RECORDS TO USE:
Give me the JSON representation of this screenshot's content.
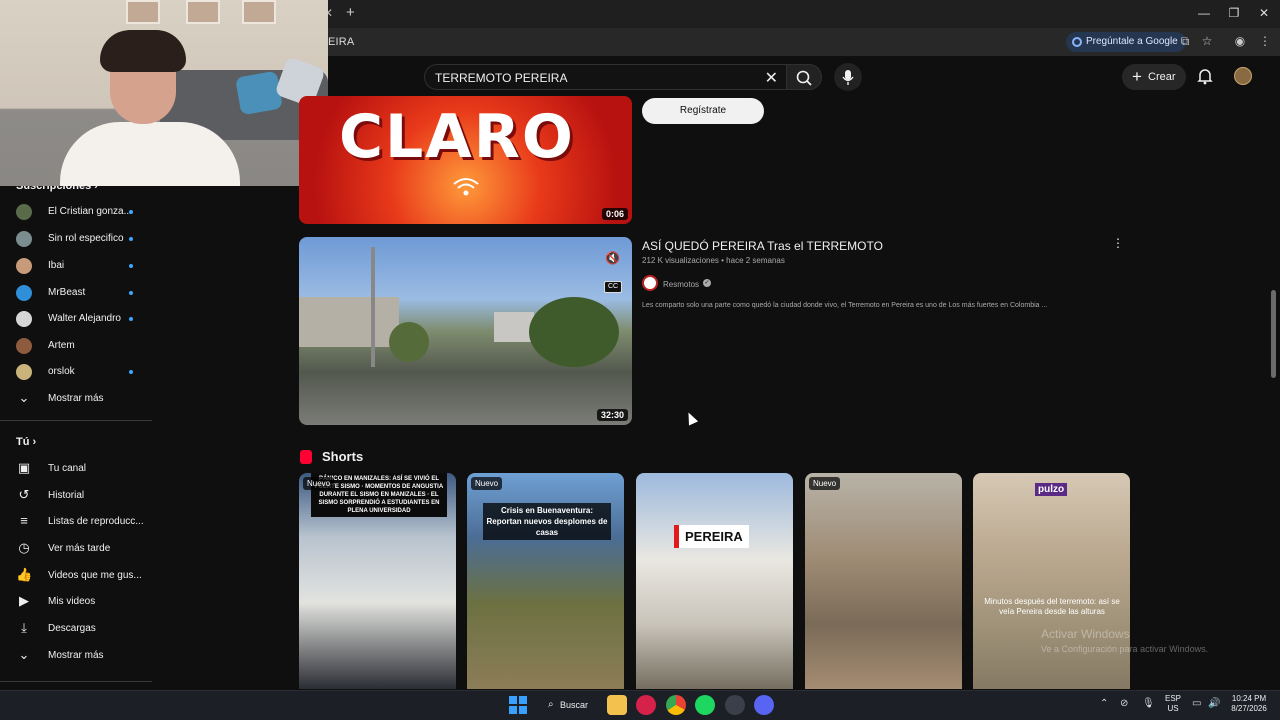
{
  "browser": {
    "url_fragment": "EIRA",
    "ask_google_label": "Pregúntale a Google"
  },
  "youtube": {
    "search": {
      "value": "TERREMOTO PEREIRA"
    },
    "create_label": "Crear"
  },
  "sidebar": {
    "subscriptions_title": "Suscripciones",
    "subscriptions": [
      {
        "label": "El Cristian gonza...",
        "color": "#5a6b4a",
        "dot": true
      },
      {
        "label": "Sin rol especifico",
        "color": "#7b8d8f",
        "dot": true
      },
      {
        "label": "Ibai",
        "color": "#c79a7a",
        "dot": true
      },
      {
        "label": "MrBeast",
        "color": "#2f8fd8",
        "dot": true
      },
      {
        "label": "Walter Alejandro",
        "color": "#d6d6d6",
        "dot": true
      },
      {
        "label": "Artem",
        "color": "#8f5b3e",
        "dot": false
      },
      {
        "label": "orslok",
        "color": "#c9b37a",
        "dot": true
      }
    ],
    "show_more_1": "Mostrar más",
    "you_title": "Tú",
    "you_items": [
      {
        "label": "Tu canal",
        "icon": "user-square-icon"
      },
      {
        "label": "Historial",
        "icon": "history-icon"
      },
      {
        "label": "Listas de reproducc...",
        "icon": "playlist-icon"
      },
      {
        "label": "Ver más tarde",
        "icon": "clock-icon"
      },
      {
        "label": "Videos que me gus...",
        "icon": "thumbs-up-icon"
      },
      {
        "label": "Mis videos",
        "icon": "video-icon"
      },
      {
        "label": "Descargas",
        "icon": "download-icon"
      }
    ],
    "show_more_2": "Mostrar más"
  },
  "feed": {
    "ad": {
      "thumb_text": "CLARO",
      "duration": "0:06",
      "button_label": "Regístrate"
    },
    "video": {
      "title": "ASÍ QUEDÓ PEREIRA Tras el TERREMOTO",
      "meta": "212 K visualizaciones • hace 2 semanas",
      "channel": "Resmotos",
      "description": "Les comparto solo una parte como quedó la ciudad donde vivo, el Terremoto en Pereira es uno de Los más fuertes en Colombia ...",
      "duration": "32:30",
      "cc_label": "CC"
    },
    "shorts_title": "Shorts",
    "shorts": [
      {
        "badge": "Nuevo",
        "caption": "PÁNICO EN MANIZALES: ASÍ SE VIVIÓ EL FUERTE SISMO · MOMENTOS DE ANGUSTIA DURANTE EL SISMO EN MANIZALES · EL SISMO SORPRENDIÓ A ESTUDIANTES EN PLENA UNIVERSIDAD"
      },
      {
        "badge": "Nuevo",
        "caption": "Crisis en Buenaventura: Reportan nuevos desplomes de casas"
      },
      {
        "badge": "",
        "caption": "PEREIRA"
      },
      {
        "badge": "Nuevo",
        "caption": ""
      },
      {
        "badge": "",
        "logo": "pulzo",
        "caption": "Minutos después del terremoto: así se veía Pereira desde las alturas"
      }
    ],
    "activate_windows": {
      "line1": "Activar Windows",
      "line2": "Ve a Configuración para activar Windows."
    }
  },
  "taskbar": {
    "search_label": "Buscar",
    "lang": "ESP",
    "region": "US",
    "time": "10:24 PM",
    "date": "8/27/2026"
  }
}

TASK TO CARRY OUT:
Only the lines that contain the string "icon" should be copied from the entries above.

TASK ANSWER:
        "icon": "user-square-icon"
        "icon": "history-icon"
        "icon": "playlist-icon"
        "icon": "clock-icon"
        "icon": "thumbs-up-icon"
        "icon": "video-icon"
        "icon": "download-icon"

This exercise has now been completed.